A day or two after that conversation I read Katie Baker's article about the death of Google Reader and the real Internet and it reminded me of the "Why blog?" question. They seem related and really that's the real reason I am writing this.
Let's start with this – I've always fancied myself a writer. Even in my grade school days, I did well on my writing assignments and, dare I say, I was good at it. At times I fancied that I was going to write novels someday. Well that feeling is gone but it's still something I enjoy and something perhaps I will always do, in one way or another. Sönke Ahrens wrote in his book How to Take Smart Notes: One Simple Technique to Boost Writing, Learning and Thinking – for Students, Academics and Nonfiction Book Writers:
If there is one thing the experts agree on, then it is this: You have to externalize your ideas, you have to write. Richard Feynman stresses it as much as Benjamin Franklin. If we write, it is more likely that we understand what we read, remember what we learn and that our thoughts make sense.
so, in a huge sense, I write mostly for me. To remember things, to process informartion, to sort things out in my brain. But do I write blogs posts for me? Well… sometimes? But that is something different, which I'll probably get to in a different post.

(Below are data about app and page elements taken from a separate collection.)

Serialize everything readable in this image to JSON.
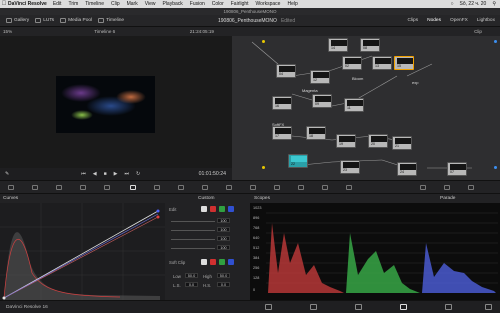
{
  "menubar": {
    "app": "DaVinci Resolve",
    "items": [
      "Edit",
      "Trim",
      "Timeline",
      "Clip",
      "Mark",
      "View",
      "Playback",
      "Fusion",
      "Color",
      "Fairlight",
      "Workspace",
      "Help"
    ],
    "clock": "Sô, 22 ч. 20"
  },
  "window": {
    "title": "190806_PenthouseMONO"
  },
  "toolbar": {
    "gallery": "Gallery",
    "luts": "LUTs",
    "media_pool": "Media Pool",
    "timeline": "Timeline",
    "project": "190806_PenthouseMONO",
    "edited": "Edited",
    "clips": "Clips",
    "nodes": "Nodes",
    "openfx": "OpenFX",
    "lightbox": "Lightbox"
  },
  "viewer": {
    "zoom": "15%",
    "timeline_name": "Timeline 6",
    "timecode": "21:24:05:19",
    "playhead_tc": "01:01:50:24"
  },
  "nodes": {
    "header": "Clip",
    "labels": {
      "bloom": "Bloom",
      "magenta": "Magenta",
      "softfx": "SoftFX",
      "exp": "exp"
    },
    "numbers": [
      "14",
      "08",
      "04",
      "12",
      "02",
      "13",
      "15",
      "16",
      "09",
      "11",
      "17",
      "18",
      "19",
      "20",
      "21",
      "22",
      "23",
      "24",
      "07",
      "06",
      "10"
    ]
  },
  "curves": {
    "title": "Curves",
    "mode": "Custom",
    "edit": "Edit",
    "values": [
      "100",
      "100",
      "100",
      "100"
    ],
    "soft_clip": "Soft Clip",
    "low": "Low",
    "high": "High",
    "ls": "L.S.",
    "hs": "H.S.",
    "low_val": "50.0",
    "high_val": "50.0",
    "ls_val": "0.0",
    "hs_val": "0.0"
  },
  "scopes": {
    "title": "Scopes",
    "mode": "Parade",
    "scale": [
      "1023",
      "896",
      "768",
      "640",
      "512",
      "384",
      "256",
      "128",
      "0"
    ]
  },
  "bottombar": {
    "app": "DaVinci Resolve 16"
  }
}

In another sense, I started my blog simply because I like the other blogs that were out there, especially help in more technical issues but also hearing about things from different people's perspectives. I think that was why blog readers were essential. You found a blog that you were interested in and you followed it. Then you only had one place to go to. It wasn't unusual to have 100 blogs to follow. Of course now I still follow blogs. Very few are updated daily, some (I guess like mine) aren't even updated monthly. But that's fine. Perhaps the most important reason that I write is to be a part of the larger web conversation, even if there really isn't one and I'm typing this to the ether.
I remember thinking once that I didn't need Google Reader anymore – I had Twitter and I didn't need to follow anyone else but I could see what the current conversation was. How naive! The early days of Twitter were fun (anyone else remember TweetUps and Tweet Lunches?). But that didn't last long… soon there was so much noise and very little content. I rarely use Twitter anymore. But how am I going to learn and be exposed to new ideas if there is so much noise in the "noise" in the public forum. Now I'm back to using as RSS reader a lot and even though blogs aren't as active as they once was, there is some great stuff out there.
I don't blog because I want to be a professional blogger. Honestly, I don't care about traffic…I don't even keep track. Maybe no one will read it. I'm fine with that. Maybe this is more online journal for me than "wow someone will find is useful." But I do want someone to find it useful. Maybe not you but perhaps someone still stumble on to this and think "wow, that helped me more than StackOverflow" or "I never thought of it that way."
Basically – I blog for me and hope that other people find it useful as well.